WHAT IS EXPECTED
Copy out all lines of the listing below that hold "received".

RECORDS FOR THIS EXERCISE
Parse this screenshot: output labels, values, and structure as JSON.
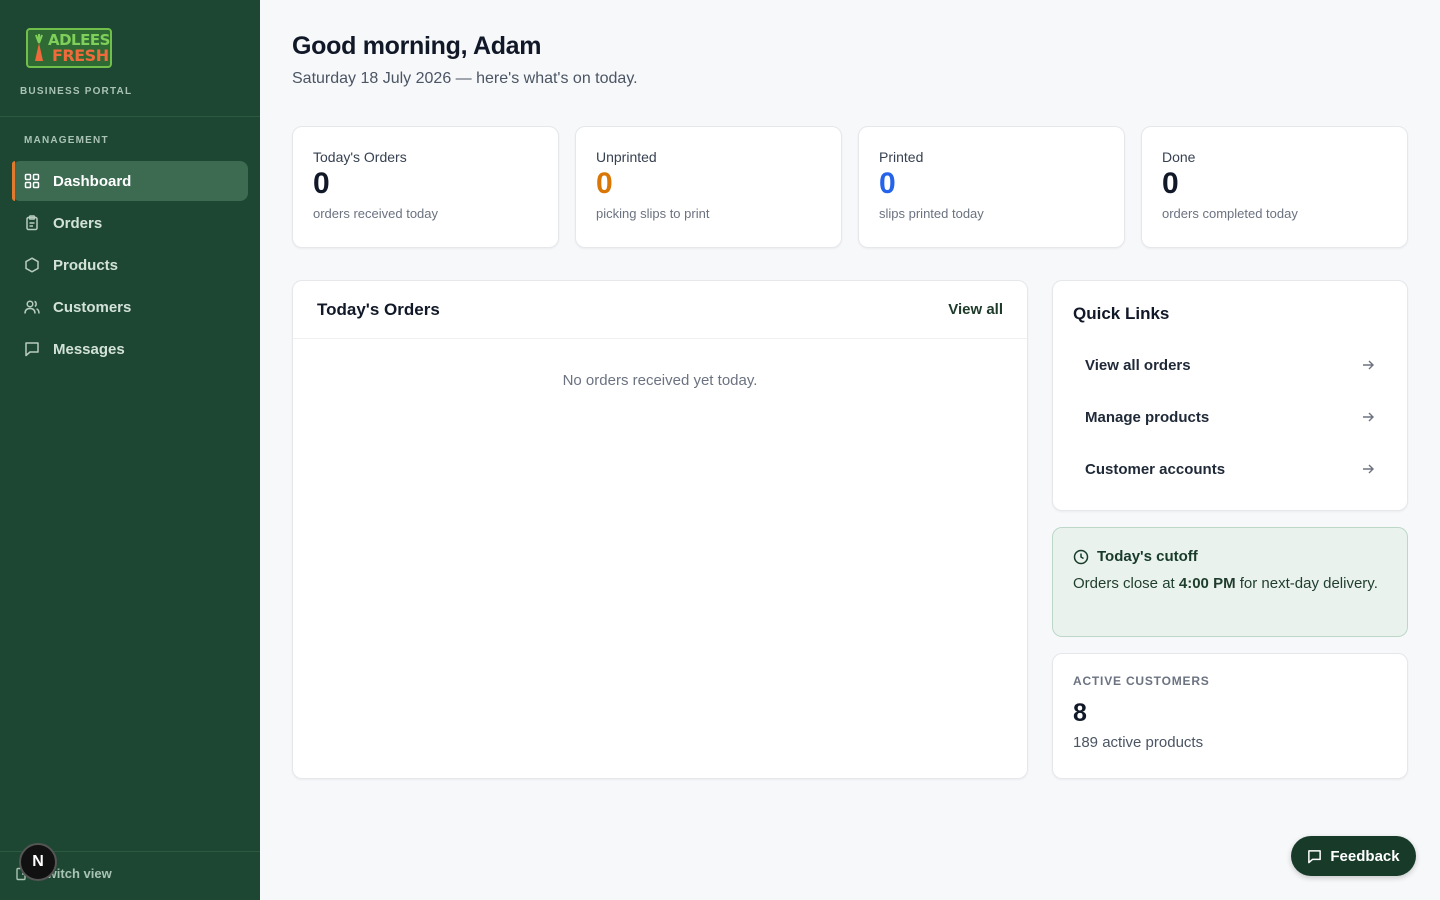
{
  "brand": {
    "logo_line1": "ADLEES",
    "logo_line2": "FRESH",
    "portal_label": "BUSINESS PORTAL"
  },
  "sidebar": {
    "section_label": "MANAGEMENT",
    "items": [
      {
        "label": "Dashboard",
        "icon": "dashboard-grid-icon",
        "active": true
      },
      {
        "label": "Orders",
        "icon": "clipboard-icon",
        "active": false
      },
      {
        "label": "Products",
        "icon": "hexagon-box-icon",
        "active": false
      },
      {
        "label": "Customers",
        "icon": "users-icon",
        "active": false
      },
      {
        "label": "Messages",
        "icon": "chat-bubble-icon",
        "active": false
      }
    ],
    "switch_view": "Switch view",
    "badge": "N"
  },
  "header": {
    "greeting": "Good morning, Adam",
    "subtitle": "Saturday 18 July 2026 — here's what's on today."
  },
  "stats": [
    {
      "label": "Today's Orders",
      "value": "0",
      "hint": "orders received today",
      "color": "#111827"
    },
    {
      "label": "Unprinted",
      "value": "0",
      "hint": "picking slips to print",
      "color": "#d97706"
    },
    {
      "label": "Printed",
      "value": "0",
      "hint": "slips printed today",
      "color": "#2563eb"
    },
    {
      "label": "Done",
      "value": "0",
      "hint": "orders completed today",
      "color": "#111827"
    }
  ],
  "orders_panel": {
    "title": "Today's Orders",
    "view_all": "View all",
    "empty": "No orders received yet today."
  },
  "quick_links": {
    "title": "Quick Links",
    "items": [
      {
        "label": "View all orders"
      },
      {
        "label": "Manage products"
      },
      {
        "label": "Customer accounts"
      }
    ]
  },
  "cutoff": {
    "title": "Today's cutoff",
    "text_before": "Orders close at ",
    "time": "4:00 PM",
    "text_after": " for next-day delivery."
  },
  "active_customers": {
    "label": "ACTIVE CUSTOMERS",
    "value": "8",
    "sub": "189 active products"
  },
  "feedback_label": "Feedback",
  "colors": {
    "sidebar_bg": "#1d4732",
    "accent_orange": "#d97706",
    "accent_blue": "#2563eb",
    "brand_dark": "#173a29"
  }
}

RESULT
      "hint": "orders received today",
    "empty": "No orders received yet today."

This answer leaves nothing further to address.